In 2004, Arcade Fire released their debut album Funeral.
Since then, the Canadians have sold millions of albums worldwide, won a Grammy and headlined Glastonbury.
The band often shroud their live shows in mystery with face paint, fake names and giant bobble heads to "play with that line between the audience and the band".
But ahead of the release of their first feature film, The Reflektor Tapes, Will Butler says they are not worried about opening up to fans.
He tells Newsbeat: "The world has changed so much in the last 11 years.
"Having played so many shows and with everyone sharing everything all the time, just a little bit of sharing doesn't seem that outlandish at this stage."
The film, directed by Kahlil Joseph, follows the band recording and touring their fourth album Reflektor, and features specially recorded clips of them discussing new songs and how they've progressed over the years.
Will, who plays a whole load of instruments from keyboards to glockenspiel, explains that the band don't feel pressured about the release because of the way it was made.
"He [Kahlil] never met us before he saw some shows. So it's really a first take for him on what Arcade Fire is.
"To see someone else film it and edit it - it's like, 'Oh OK. Sure.
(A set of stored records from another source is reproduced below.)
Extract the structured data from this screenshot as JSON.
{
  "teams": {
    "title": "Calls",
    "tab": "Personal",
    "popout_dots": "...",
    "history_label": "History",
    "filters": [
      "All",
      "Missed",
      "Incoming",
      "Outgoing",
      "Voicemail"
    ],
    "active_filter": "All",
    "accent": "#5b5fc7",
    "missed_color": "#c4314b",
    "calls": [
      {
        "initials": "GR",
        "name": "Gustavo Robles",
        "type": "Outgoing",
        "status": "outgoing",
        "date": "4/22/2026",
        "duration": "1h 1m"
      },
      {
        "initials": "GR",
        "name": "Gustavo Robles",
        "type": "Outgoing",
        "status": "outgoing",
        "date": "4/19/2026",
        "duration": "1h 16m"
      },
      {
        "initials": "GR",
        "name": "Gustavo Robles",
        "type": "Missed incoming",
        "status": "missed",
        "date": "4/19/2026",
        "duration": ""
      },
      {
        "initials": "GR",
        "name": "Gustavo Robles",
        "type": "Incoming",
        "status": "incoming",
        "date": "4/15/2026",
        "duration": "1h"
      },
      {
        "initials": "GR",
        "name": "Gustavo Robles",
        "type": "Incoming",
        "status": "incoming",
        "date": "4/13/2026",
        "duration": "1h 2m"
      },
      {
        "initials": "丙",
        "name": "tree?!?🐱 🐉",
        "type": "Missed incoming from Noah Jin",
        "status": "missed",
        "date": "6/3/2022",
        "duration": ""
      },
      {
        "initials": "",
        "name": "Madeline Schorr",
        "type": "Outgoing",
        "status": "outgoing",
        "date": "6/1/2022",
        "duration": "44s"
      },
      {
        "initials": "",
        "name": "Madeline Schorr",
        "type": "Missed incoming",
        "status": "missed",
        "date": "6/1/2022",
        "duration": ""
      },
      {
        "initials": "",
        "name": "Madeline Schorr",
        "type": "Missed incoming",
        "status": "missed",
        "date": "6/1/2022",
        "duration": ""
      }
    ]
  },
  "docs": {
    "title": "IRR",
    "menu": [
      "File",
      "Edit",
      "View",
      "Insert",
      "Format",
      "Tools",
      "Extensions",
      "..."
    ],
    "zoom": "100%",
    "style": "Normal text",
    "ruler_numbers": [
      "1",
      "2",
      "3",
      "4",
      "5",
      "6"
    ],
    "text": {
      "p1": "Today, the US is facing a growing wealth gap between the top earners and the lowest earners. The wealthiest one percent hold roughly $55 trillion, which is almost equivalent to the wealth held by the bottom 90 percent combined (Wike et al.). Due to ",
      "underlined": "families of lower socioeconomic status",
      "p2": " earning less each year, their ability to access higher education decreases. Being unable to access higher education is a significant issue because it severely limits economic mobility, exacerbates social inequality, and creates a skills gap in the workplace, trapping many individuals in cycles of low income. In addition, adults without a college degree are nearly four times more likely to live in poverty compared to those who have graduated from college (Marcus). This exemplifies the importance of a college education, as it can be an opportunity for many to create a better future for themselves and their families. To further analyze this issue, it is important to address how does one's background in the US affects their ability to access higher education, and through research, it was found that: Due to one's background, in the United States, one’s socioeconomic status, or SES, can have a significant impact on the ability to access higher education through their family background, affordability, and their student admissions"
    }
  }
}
Put it out there'."
At one point in the film Will says Arcade Fire are a "much better band" than they were when they made previous album The Suburbs.
"I meant that literally on a musical level," he explains.
"Having played music with Jeremy Gara [Arcade Fire drummer] for 10 years... we're able to achieve musical effects that before would have been pretty rickety and now they're pretty solid."
However, he says they are aware that working well together doesn't guarantee that their best music is yet to come.
"I mean historically being in that place hasn't necessarily resulted in better music being produced.
"It's often resulted in worse music being presented in a more technically proficient way. I hope we avoid that pitfall."
The film is only being released for two days in the UK, which Will says aims to "fit with the theme of the tour where it's a bit more of an event".
To mark the "event", the band are releasing a deluxe version of Reflektors which contains five previously unreleased songs form the recording sessions, some of which appear in the film.
As for other new music, Will says that reports suggesting they have an album's worth of material with DJ super duo Jack U, aka Diplo and Skrillex are "just chatter".
He says they recorded together but says: "I'm sure Diplo could make a 45-minute album out of sounds of me coughing and brushing my teeth because he's a very skilled producer."
All previous Arcade Fire albums have had a three-year gap between release dates.
2016 would mark 12 years since Funeral came out and three since the release of Reflektors. So will there be a new album?
"We haven't started anything." Oh.
But Will says: "Based on my astrological interpretations of how our albums come out I would say February 2017. But I guess that's kind of a bad time to release music."
While he ponders over album five, Reflektor Tapes is screening in the UK on 24 and 25 September.